The Last Supper depicts the last meal Jesus took with his apostles. The fresco shows the climactic moment after Christ announces his imminent death. The fresco is filled with psychological tension, an insightful painting of real men.
26. Leonardo's Mona Lisa | Louvre, Paris
Leonardo's famous Mona Lisa is a famed Renaissance masterpiece, which hangs in the Louvre. It's one of the most famous, maybe THE most famous painting, in art history.
Leonardo painted the Mona Lisa sometime between 1503-19. At the time, he was living in Florence, a city dubbed the "Cradle of the Renaissance."
The 30 x 21 inch Mona Lisa now hangs under shatterproof glass on a freestanding blue wall. It's visited by millions of people each year in Paris. They come to see her enigmatic smile and admire a key moment in Renaissance history when Leonardo perfected the technique of sfumato.
READ: Guide To the Mona Lisa
27. Michelangelo's Pieta | St. Peter's Basilica, Rome
This was the statue that launched Michelangelo's fame. Michelangelo's Pieta is behind bullet proof glass in St. Peter's Basilica.
The Pieta was a popular subject among northern European artists. It means pity or compassion. The pietas depicts Mary sorrowfully contemplating her son's dead body, which she holds on her lap.
Michelangelo's Pieta itself is tragically beautiful, a moving sculpture in which stone seems soft. And just look at Mary's exquisite face ... It's quite a piece for a 23 year old. Michelangelo's signature is across Mary's sash. It's the only work the artist ever signed.
28. Michelangelo's David | Accademia Gallery, Florence
Michelangelo's David is at Florence's Galleria dell'Accademia. David is perhaps the world's most famous sculpture. The 17 foot Renaissance statue is considered the embodiment of male beauty, a Calvin Klein-like model of physical perfection.
David is based on an Old Testament story of an underdog and his giant competitor. The statue was commissioned for Florence's Duomo.
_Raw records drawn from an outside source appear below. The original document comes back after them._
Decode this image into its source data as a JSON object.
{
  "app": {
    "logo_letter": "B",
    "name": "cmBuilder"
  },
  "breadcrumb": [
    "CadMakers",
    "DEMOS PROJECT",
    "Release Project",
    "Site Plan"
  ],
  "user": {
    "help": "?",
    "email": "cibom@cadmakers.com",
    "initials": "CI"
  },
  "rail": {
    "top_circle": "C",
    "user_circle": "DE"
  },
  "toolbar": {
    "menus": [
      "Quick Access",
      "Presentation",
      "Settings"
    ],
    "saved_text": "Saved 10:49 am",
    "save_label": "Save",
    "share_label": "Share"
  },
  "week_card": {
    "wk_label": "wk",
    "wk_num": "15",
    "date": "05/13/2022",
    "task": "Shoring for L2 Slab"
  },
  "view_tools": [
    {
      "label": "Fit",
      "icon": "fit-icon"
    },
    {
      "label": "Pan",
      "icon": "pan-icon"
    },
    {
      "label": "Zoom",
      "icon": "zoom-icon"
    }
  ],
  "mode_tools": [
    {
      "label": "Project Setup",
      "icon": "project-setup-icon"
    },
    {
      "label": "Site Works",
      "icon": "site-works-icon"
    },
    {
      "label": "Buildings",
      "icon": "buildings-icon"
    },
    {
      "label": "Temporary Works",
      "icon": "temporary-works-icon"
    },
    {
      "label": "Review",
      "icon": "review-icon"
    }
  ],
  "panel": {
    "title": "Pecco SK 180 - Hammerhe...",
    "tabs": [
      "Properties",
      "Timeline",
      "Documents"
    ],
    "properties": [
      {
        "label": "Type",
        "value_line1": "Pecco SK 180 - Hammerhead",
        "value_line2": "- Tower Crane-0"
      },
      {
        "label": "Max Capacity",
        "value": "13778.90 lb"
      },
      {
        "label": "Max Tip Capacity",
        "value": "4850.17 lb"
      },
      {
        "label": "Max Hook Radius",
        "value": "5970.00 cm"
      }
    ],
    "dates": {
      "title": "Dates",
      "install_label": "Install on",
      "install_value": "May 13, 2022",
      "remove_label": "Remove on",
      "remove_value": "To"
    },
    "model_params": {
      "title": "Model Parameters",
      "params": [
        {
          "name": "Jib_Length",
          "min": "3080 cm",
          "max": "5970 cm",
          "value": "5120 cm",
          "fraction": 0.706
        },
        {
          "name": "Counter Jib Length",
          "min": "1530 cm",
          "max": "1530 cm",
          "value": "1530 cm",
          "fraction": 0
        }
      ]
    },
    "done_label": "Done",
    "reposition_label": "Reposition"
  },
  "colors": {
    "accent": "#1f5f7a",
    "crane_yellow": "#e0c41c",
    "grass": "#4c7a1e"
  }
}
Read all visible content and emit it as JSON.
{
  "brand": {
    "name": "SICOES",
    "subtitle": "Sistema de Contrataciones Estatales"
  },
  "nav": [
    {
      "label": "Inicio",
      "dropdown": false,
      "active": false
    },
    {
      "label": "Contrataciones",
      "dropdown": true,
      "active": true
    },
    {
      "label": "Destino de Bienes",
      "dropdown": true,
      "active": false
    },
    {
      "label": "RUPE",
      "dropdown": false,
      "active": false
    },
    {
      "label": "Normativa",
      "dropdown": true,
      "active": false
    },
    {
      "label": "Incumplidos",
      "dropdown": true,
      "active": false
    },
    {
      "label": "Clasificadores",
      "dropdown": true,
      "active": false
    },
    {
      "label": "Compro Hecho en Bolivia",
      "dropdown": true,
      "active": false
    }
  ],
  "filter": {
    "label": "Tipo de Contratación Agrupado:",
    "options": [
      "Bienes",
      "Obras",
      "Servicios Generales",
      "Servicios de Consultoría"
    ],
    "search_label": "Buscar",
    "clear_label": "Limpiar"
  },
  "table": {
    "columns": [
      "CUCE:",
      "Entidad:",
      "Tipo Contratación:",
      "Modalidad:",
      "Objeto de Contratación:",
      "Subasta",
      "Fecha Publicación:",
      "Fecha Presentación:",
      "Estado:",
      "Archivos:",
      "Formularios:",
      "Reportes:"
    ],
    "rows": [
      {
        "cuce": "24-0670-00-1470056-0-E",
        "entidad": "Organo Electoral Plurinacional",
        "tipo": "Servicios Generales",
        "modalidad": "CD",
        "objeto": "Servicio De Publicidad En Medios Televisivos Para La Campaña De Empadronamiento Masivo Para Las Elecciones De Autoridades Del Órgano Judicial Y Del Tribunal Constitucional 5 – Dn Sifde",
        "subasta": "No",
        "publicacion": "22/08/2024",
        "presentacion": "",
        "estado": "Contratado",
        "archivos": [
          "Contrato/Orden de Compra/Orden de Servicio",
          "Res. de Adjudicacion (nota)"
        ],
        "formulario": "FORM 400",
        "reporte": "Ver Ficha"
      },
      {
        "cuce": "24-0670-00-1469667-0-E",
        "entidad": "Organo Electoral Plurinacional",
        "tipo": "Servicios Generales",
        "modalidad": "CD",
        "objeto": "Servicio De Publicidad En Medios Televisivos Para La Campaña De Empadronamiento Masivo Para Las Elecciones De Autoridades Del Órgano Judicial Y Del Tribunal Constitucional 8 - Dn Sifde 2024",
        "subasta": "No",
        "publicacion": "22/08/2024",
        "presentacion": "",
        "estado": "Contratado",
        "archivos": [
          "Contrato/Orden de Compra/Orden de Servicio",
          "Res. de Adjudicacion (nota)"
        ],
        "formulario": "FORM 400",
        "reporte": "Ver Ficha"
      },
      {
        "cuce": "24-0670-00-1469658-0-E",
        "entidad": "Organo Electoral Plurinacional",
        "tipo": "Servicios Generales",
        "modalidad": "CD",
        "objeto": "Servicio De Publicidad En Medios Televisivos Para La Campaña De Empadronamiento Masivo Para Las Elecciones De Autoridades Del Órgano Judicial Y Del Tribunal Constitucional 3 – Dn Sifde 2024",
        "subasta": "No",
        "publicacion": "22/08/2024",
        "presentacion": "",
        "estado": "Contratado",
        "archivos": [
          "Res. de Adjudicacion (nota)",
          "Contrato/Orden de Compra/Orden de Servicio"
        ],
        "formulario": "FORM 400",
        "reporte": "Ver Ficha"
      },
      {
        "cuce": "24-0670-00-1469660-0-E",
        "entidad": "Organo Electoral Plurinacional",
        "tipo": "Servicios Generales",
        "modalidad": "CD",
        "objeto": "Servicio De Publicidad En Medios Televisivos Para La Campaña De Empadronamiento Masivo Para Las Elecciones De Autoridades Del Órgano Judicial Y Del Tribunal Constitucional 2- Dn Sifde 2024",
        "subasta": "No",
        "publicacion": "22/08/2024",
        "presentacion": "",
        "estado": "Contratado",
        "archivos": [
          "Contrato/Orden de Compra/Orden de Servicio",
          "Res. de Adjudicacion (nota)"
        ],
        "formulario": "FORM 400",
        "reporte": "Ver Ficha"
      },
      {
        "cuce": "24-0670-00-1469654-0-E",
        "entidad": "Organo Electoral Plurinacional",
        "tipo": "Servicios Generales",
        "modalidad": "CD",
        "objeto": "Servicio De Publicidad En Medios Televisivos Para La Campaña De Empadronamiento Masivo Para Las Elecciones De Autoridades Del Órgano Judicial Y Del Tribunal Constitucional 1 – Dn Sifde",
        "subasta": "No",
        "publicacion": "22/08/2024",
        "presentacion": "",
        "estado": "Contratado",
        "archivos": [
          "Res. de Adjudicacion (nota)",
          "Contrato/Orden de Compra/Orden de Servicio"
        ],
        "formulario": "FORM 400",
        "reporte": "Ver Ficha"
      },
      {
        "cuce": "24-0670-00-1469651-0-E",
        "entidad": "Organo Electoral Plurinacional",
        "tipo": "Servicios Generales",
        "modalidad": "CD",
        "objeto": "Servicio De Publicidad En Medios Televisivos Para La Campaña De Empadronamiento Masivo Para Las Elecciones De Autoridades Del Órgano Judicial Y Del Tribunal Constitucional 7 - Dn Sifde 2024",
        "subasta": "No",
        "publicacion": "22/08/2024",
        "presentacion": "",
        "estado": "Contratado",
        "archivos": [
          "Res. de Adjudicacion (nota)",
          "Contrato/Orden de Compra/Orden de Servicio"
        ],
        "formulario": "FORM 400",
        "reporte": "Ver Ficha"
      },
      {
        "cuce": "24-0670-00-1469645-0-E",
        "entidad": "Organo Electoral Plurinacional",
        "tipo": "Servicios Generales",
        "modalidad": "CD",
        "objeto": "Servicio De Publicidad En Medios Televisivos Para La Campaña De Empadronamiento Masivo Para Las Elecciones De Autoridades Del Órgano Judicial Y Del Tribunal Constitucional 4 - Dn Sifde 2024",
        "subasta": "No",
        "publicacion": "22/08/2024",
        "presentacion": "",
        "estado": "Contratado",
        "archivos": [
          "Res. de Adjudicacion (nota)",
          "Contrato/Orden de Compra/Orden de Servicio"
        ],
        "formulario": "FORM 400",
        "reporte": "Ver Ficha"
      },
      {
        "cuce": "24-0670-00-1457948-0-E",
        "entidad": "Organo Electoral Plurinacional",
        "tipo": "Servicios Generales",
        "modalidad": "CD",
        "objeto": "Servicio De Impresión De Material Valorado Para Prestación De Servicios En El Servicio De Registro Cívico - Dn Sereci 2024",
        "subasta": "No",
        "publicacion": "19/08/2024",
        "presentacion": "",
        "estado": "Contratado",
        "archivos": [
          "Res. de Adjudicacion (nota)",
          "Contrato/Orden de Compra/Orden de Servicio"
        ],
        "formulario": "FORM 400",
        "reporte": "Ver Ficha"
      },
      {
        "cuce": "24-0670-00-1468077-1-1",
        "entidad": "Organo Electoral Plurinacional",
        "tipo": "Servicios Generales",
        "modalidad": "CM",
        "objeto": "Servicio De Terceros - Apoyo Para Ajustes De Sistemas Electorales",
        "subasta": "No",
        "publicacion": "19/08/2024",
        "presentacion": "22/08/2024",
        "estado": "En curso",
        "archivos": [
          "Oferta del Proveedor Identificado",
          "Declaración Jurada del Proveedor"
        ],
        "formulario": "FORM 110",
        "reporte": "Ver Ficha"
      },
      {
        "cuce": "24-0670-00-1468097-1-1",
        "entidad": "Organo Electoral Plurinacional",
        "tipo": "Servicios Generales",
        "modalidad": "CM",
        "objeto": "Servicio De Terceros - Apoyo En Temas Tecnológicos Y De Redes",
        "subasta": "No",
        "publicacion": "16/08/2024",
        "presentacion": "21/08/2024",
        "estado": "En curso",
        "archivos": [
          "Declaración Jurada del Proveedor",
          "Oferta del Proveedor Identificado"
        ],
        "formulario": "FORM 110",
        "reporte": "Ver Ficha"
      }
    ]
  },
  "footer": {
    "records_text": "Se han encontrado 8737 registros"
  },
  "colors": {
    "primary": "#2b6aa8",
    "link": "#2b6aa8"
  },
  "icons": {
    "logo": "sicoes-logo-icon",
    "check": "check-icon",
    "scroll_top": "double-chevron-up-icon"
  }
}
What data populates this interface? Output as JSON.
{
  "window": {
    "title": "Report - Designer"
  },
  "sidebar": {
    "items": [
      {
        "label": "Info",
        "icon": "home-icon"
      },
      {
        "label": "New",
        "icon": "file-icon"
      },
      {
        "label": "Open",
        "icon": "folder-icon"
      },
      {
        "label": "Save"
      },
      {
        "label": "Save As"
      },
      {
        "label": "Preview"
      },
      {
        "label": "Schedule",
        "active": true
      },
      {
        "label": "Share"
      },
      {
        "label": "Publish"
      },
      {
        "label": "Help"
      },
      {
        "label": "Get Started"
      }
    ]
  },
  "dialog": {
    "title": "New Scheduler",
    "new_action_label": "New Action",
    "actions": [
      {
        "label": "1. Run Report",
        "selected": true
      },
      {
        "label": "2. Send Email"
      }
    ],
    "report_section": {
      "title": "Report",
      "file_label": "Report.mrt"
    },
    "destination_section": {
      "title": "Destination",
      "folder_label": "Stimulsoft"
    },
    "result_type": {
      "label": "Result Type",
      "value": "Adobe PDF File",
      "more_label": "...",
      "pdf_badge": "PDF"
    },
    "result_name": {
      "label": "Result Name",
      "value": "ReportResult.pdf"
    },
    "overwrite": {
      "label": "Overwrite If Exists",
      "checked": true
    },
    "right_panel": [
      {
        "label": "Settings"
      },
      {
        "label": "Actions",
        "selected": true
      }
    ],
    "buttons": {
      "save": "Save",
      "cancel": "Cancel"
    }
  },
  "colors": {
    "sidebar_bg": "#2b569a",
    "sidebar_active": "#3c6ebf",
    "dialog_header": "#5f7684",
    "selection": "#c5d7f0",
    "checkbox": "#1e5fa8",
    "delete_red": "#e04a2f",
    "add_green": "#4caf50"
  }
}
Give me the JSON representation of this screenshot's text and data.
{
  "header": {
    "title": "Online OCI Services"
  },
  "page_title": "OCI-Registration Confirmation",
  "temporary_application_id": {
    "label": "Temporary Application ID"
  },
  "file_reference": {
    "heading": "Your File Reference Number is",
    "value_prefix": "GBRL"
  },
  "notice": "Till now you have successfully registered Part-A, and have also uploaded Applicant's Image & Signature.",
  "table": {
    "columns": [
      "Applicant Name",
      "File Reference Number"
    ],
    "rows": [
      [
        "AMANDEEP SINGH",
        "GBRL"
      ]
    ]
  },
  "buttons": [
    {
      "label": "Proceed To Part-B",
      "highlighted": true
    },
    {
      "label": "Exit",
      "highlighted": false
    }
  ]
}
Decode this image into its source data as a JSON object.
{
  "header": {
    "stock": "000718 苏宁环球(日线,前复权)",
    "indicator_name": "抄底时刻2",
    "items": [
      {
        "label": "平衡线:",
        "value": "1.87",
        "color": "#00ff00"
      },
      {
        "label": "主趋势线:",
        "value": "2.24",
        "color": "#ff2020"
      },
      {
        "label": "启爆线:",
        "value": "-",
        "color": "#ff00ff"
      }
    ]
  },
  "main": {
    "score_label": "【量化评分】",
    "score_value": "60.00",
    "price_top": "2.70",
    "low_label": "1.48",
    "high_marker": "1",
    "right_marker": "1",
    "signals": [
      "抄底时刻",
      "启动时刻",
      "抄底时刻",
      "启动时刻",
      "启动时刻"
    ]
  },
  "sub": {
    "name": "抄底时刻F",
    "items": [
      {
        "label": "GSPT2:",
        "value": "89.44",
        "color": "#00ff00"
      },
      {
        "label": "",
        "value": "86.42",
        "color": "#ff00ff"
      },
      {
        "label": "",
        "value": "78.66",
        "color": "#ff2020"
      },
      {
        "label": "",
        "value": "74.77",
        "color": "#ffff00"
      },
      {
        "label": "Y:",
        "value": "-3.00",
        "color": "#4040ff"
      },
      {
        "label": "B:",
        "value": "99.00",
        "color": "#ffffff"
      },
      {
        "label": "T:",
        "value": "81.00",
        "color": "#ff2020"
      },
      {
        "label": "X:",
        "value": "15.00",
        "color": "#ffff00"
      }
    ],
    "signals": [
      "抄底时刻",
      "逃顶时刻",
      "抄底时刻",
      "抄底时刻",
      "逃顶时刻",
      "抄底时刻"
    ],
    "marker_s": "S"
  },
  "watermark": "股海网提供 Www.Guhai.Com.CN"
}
But it ended up guarding the entrance to the Palazzo Vecchio instead. Now, it's safely inside.
29. Michelangelo's Sistine Chapel Frescos | Vatican Museums, Vatican City
Michelangelo's stunning Sistine Chapel frescos are the undisputed highlight of a visit to the Vatican Museums in Rome. The chapel boasts some of the most famous paintings in the history of art, including the Creation of Adam. It's a room of unrivaled artistic creation.
At the highest point of the ceiling is a central band with nine scenes from the Book of Genesis. There are 175 separate pictorial fields on the ceiling. Michelangelo created a complex stage set with levels of reality. The main panels are framed with prophets, sybils, ignudi, and architectural elements.
In 1536, 24 years after he had finished painting the ceiling, Michelangelo returned to the Sistine Chapel. At age 61, Pope Clement VII summoned him to paint The Last Judgment on the altar wall. It took him 5 years to complete the powerful fresco.
It's an overwhelming composition, set in azure blue background. The majority of the figures painted in the scenes were nude (and later given underpants).
In the middle, Christ decides who's been naughty and nice. He looks decidedly different than usual. He's shown as excessively youthful, buff, smoothly shaven, and floating on clouds.
30. Raphael's Madonna of the Goldfinch | Uffizi Gallery, Florence
Raphael was another prodigious talent of the Italian Renaissance, producing a series of masterpieces before his premature death at the age of 37. The Uffizi contains one of his loveliest paintings, the serene Madonna of the Goldfinch.
The painting shows Mary with two chubby kids, a young Christ and John the Baptist, under a halo of clouds. The goldfinch is a potent symbol of the passion of Christ, of Christ's suffering.
You can see a tenderness between mother and child. Christ puts his foot on his mother's foot, as he (rather amusingly) stands in a staged and artificially elegant contrapposto pose. The Madonna doesn't sit on a throne anymore, but a rock. Nature has taken on the expression of God, without kingly symbols.